▸ REQUIREMENT:
For the entries below, count the lines that contain the word "true" and reply with that number only.

--------

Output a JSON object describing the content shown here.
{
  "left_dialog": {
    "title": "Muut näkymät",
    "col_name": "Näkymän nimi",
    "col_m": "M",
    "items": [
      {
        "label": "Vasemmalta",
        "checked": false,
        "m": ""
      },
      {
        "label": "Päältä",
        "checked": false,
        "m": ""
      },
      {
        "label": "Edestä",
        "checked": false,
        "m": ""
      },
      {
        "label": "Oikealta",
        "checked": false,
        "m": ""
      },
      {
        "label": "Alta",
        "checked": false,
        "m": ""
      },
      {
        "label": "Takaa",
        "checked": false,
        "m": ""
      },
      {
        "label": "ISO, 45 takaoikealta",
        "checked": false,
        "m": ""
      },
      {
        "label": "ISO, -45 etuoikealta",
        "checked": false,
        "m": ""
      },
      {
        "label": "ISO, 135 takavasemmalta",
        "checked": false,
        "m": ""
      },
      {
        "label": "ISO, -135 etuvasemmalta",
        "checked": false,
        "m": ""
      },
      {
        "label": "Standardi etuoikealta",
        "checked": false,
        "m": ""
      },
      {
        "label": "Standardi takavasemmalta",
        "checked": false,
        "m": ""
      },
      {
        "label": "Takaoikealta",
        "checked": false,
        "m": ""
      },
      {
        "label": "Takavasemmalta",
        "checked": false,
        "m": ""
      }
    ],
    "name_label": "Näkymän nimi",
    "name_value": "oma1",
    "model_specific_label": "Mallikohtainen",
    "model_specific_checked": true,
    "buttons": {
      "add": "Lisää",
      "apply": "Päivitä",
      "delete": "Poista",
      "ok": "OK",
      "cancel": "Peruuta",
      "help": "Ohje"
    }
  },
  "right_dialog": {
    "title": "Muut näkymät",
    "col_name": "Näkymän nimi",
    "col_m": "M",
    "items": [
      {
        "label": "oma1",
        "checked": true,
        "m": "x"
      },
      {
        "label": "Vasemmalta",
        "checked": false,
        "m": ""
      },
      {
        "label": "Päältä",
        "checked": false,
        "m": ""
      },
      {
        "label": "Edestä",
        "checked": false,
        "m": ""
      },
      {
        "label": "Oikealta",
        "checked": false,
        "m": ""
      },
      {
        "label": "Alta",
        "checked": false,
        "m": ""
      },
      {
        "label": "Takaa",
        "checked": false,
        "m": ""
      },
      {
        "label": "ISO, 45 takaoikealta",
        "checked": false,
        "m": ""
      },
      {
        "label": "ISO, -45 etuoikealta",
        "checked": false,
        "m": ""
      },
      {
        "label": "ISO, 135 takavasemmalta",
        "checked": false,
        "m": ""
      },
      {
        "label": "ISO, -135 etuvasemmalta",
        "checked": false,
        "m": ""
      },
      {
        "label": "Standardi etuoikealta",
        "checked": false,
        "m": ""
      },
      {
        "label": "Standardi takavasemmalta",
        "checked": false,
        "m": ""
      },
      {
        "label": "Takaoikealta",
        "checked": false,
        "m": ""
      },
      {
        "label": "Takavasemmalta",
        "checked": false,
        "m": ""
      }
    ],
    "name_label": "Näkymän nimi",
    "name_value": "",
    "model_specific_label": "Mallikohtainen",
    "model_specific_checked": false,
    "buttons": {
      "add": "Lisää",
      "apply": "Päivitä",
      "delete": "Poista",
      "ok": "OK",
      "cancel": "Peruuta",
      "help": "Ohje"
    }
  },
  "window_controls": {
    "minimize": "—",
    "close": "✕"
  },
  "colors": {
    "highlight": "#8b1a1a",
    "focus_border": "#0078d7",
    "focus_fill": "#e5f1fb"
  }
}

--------

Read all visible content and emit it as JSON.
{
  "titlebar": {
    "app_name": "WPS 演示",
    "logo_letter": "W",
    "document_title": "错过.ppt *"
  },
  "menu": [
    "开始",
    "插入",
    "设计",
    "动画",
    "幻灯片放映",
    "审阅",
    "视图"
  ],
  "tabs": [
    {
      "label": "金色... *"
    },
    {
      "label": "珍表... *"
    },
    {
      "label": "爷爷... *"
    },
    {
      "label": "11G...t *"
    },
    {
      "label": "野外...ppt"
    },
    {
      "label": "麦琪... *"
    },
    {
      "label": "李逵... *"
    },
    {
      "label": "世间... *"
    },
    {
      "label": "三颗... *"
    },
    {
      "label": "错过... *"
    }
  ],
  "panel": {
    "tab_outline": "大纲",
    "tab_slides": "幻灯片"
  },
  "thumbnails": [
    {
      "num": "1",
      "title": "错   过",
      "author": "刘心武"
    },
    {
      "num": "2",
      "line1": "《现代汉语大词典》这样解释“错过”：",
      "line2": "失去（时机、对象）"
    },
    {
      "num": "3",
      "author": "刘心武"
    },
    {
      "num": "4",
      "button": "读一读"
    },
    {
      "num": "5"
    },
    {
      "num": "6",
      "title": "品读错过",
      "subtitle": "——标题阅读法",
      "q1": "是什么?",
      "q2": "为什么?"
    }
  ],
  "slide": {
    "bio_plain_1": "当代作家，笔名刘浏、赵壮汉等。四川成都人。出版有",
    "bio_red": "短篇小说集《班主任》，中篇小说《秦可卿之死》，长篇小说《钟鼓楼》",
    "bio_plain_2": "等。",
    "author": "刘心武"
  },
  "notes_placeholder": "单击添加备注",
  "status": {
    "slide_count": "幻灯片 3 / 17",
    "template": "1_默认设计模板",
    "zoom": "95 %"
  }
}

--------

▸ ANSWER TO THE EXERCISE:
2